----- DATA EXTRACTS

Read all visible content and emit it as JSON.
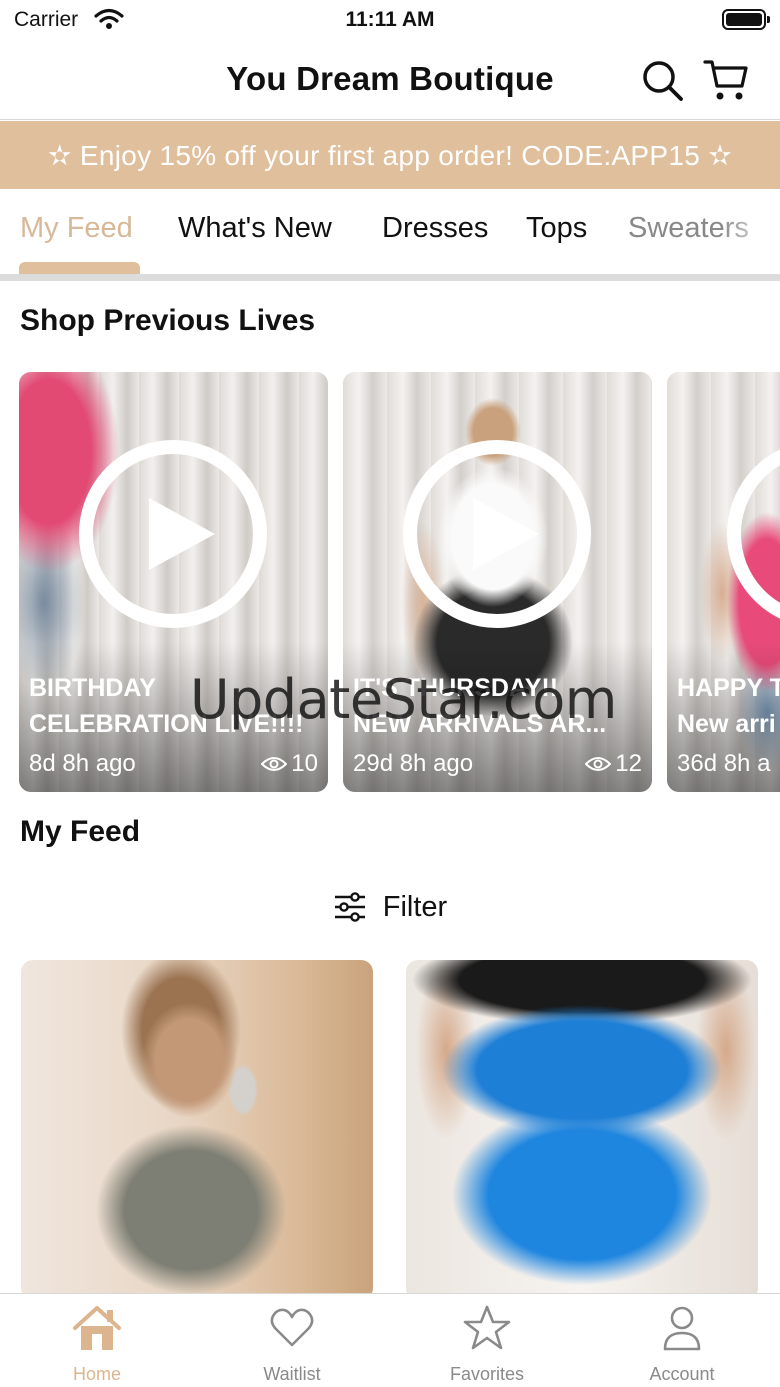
{
  "status_bar": {
    "carrier": "Carrier",
    "time": "11:11 AM"
  },
  "header": {
    "title": "You Dream Boutique",
    "icons": [
      "search-icon",
      "cart-icon"
    ]
  },
  "promo": {
    "text": "✫ Enjoy 15% off your first app order! CODE:APP15 ✫"
  },
  "tabs": [
    {
      "label": "My Feed",
      "active": true
    },
    {
      "label": "What's New"
    },
    {
      "label": "Dresses"
    },
    {
      "label": "Tops"
    },
    {
      "label": "Sweaters"
    }
  ],
  "lives": {
    "title": "Shop Previous Lives",
    "items": [
      {
        "line1": "BIRTHDAY",
        "line2": "CELEBRATION LIVE!!!!",
        "ago": "8d 8h ago",
        "views": "10"
      },
      {
        "line1": "IT'S THURSDAY!!",
        "line2": "NEW ARRIVALS AR...",
        "ago": "29d 8h ago",
        "views": "12"
      },
      {
        "line1": "HAPPY T",
        "line2": "New arri",
        "ago": "36d 8h a",
        "views": ""
      }
    ]
  },
  "feed": {
    "title": "My Feed",
    "filter_label": "Filter"
  },
  "watermark": "UpdateStar.com",
  "bottom_nav": [
    {
      "label": "Home",
      "icon": "home-icon",
      "active": true
    },
    {
      "label": "Waitlist",
      "icon": "heart-icon"
    },
    {
      "label": "Favorites",
      "icon": "star-icon"
    },
    {
      "label": "Account",
      "icon": "person-icon"
    }
  ],
  "colors": {
    "accent": "#dfbf9c",
    "active_tab": "#d7b898",
    "nav_inactive": "#8a8a8a"
  }
}
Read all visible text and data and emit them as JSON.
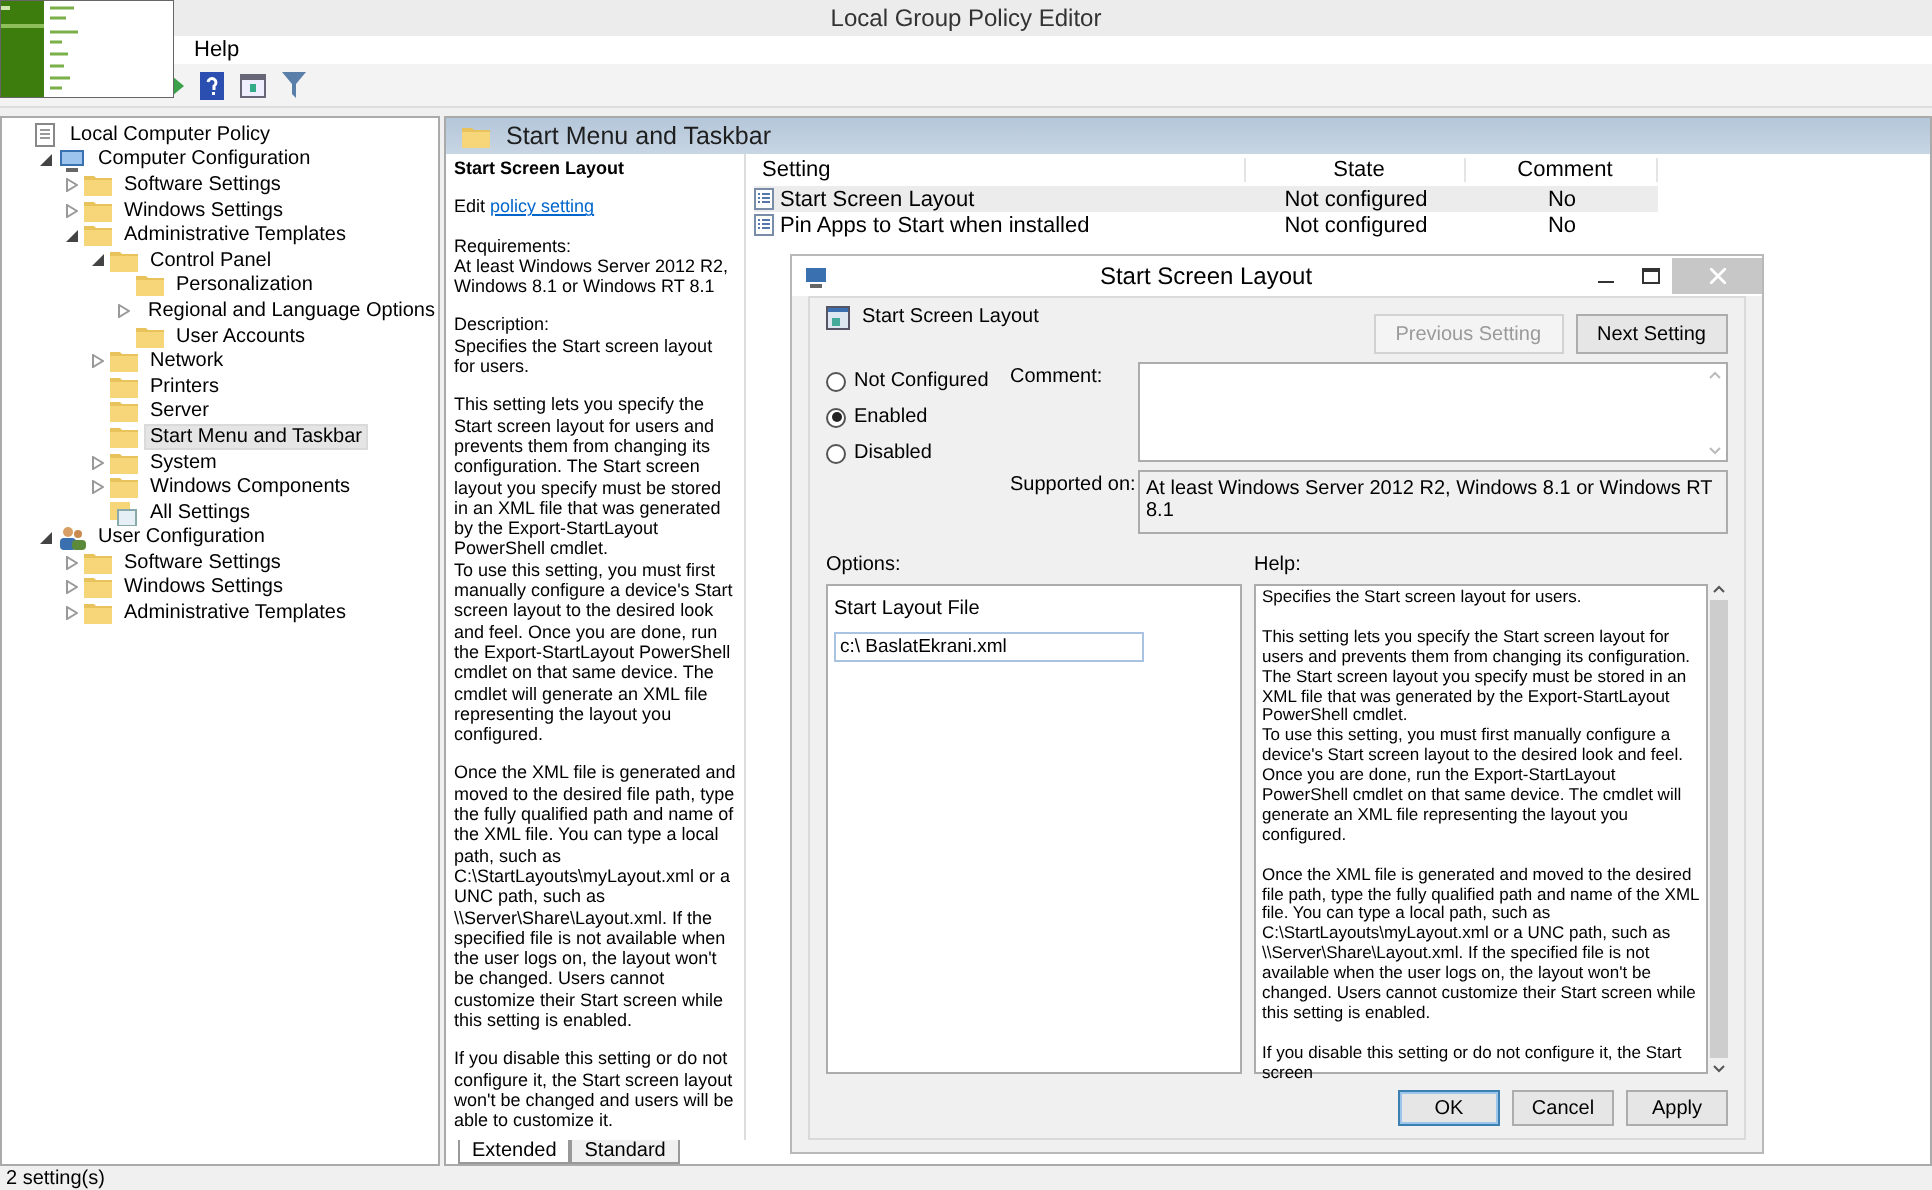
{
  "window": {
    "title": "Local Group Policy Editor"
  },
  "thumbnail": {
    "kind": "picture"
  },
  "menu": [
    "Help"
  ],
  "toolbar": [
    {
      "kind": "forward"
    },
    {
      "kind": "help"
    },
    {
      "kind": "pane"
    },
    {
      "kind": "filter"
    }
  ],
  "tree": [
    {
      "label": "Local Computer Policy",
      "kind": "policy",
      "selected": false,
      "children": [
        {
          "label": "Computer Configuration",
          "kind": "computer",
          "expanded": true,
          "selected": false,
          "children": [
            {
              "label": "Software Settings",
              "kind": "folder",
              "expanded": false,
              "selected": false
            },
            {
              "label": "Windows Settings",
              "kind": "folder",
              "expanded": false,
              "selected": false
            },
            {
              "label": "Administrative Templates",
              "kind": "folder",
              "expanded": true,
              "selected": false,
              "children": [
                {
                  "label": "Control Panel",
                  "kind": "folder",
                  "expanded": true,
                  "selected": false,
                  "children": [
                    {
                      "label": "Personalization",
                      "kind": "folder",
                      "selected": false
                    },
                    {
                      "label": "Regional and Language Options",
                      "kind": "folder",
                      "expanded": false,
                      "selected": false
                    },
                    {
                      "label": "User Accounts",
                      "kind": "folder",
                      "selected": false
                    }
                  ]
                },
                {
                  "label": "Network",
                  "kind": "folder",
                  "expanded": false,
                  "selected": false
                },
                {
                  "label": "Printers",
                  "kind": "folder",
                  "selected": false
                },
                {
                  "label": "Server",
                  "kind": "folder",
                  "selected": false
                },
                {
                  "label": "Start Menu and Taskbar",
                  "kind": "folder",
                  "selected": true
                },
                {
                  "label": "System",
                  "kind": "folder",
                  "expanded": false,
                  "selected": false
                },
                {
                  "label": "Windows Components",
                  "kind": "folder",
                  "expanded": false,
                  "selected": false
                },
                {
                  "label": "All Settings",
                  "kind": "settings",
                  "selected": false
                }
              ]
            }
          ]
        },
        {
          "label": "User Configuration",
          "kind": "user",
          "expanded": true,
          "selected": false,
          "children": [
            {
              "label": "Software Settings",
              "kind": "folder",
              "expanded": false,
              "selected": false
            },
            {
              "label": "Windows Settings",
              "kind": "folder",
              "expanded": false,
              "selected": false
            },
            {
              "label": "Administrative Templates",
              "kind": "folder",
              "expanded": false,
              "selected": false
            }
          ]
        }
      ]
    }
  ],
  "pane_header": "Start Menu and Taskbar",
  "description": {
    "title": "Start Screen Layout",
    "edit_prefix": "Edit",
    "edit_link": "policy setting",
    "blocks": [
      [
        "Requirements:",
        "At least Windows Server 2012 R2, Windows 8.1 or Windows RT 8.1"
      ],
      [
        "Description:",
        "Specifies the Start screen layout for users."
      ],
      [
        "This setting lets you specify the Start screen layout for users and prevents them from changing its configuration. The Start screen layout you specify must be stored in an XML file that was generated by the Export-StartLayout PowerShell cmdlet.",
        "To use this setting, you must first manually configure a device's Start screen layout to the desired look and feel. Once you are  done, run the Export-StartLayout PowerShell cmdlet on that same device. The cmdlet will generate an XML file representing the layout you configured."
      ],
      [
        "Once the XML file is generated and moved to the desired file path, type the fully qualified path and name of the XML file. You can type a local path, such as C:\\StartLayouts\\myLayout.xml or a UNC path, such as \\\\Server\\Share\\Layout.xml. If the specified file is not available when the user logs on, the layout won't be changed. Users cannot customize their Start screen while this setting is enabled."
      ],
      [
        "If you disable this setting or do not configure it, the Start screen layout won't be changed and users will be able to customize it."
      ]
    ]
  },
  "table": {
    "columns": [
      "Setting",
      "State",
      "Comment"
    ],
    "rows": [
      {
        "cells": [
          "Start Screen Layout",
          "Not configured",
          "No"
        ],
        "selected": true
      },
      {
        "cells": [
          "Pin Apps to Start when installed",
          "Not configured",
          "No"
        ],
        "selected": false
      }
    ]
  },
  "view_tabs": [
    {
      "label": "Extended",
      "selected": true
    },
    {
      "label": "Standard",
      "selected": false
    }
  ],
  "status_bar": "2 setting(s)",
  "dialog": {
    "title": "Start Screen Layout",
    "setting_name": "Start Screen Layout",
    "nav_buttons": [
      {
        "label": "Previous Setting",
        "disabled": true
      },
      {
        "label": "Next Setting",
        "disabled": false
      }
    ],
    "radios": [
      {
        "label": "Not Configured",
        "selected": false
      },
      {
        "label": "Enabled",
        "selected": true
      },
      {
        "label": "Disabled",
        "selected": false
      }
    ],
    "comment_label": "Comment:",
    "supported_label": "Supported on:",
    "supported_text": "At least Windows Server 2012 R2, Windows 8.1 or Windows RT 8.1",
    "options_label": "Options:",
    "help_label": "Help:",
    "option_field_label": "Start Layout File",
    "option_field_value": "c:\\ BaslatEkrani.xml",
    "help_blocks": [
      [
        "Specifies the Start screen layout for users."
      ],
      [
        "This setting lets you specify the Start screen layout for users and prevents them from changing its configuration. The Start screen layout you specify must be stored in an XML file that was generated by the Export-StartLayout PowerShell cmdlet.",
        "To use this setting, you must first manually configure a device's Start screen layout to the desired look and feel. Once you are done, run the Export-StartLayout PowerShell cmdlet on that same device. The cmdlet will generate an XML file representing the layout you configured."
      ],
      [
        "Once the XML file is generated and moved to the desired file path, type the fully qualified path and name of the XML file. You can type a local path, such as C:\\StartLayouts\\myLayout.xml or a UNC path, such as \\\\Server\\Share\\Layout.xml. If the specified file is not available when the user logs on, the layout won't be changed. Users cannot customize their Start screen while this setting is enabled."
      ],
      [
        "If you disable this setting or do not configure it, the Start screen"
      ]
    ],
    "buttons": [
      {
        "label": "OK",
        "default": true
      },
      {
        "label": "Cancel",
        "default": false
      },
      {
        "label": "Apply",
        "default": false
      }
    ]
  }
}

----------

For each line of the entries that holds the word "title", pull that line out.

    "title": "You Dream Boutique",
    "title": "Shop Previous Lives",
    "title": "My Feed",
    "title": "Local Group Policy Editor"
    "title": "Start Screen Layout",
    "title": "Start Screen Layout",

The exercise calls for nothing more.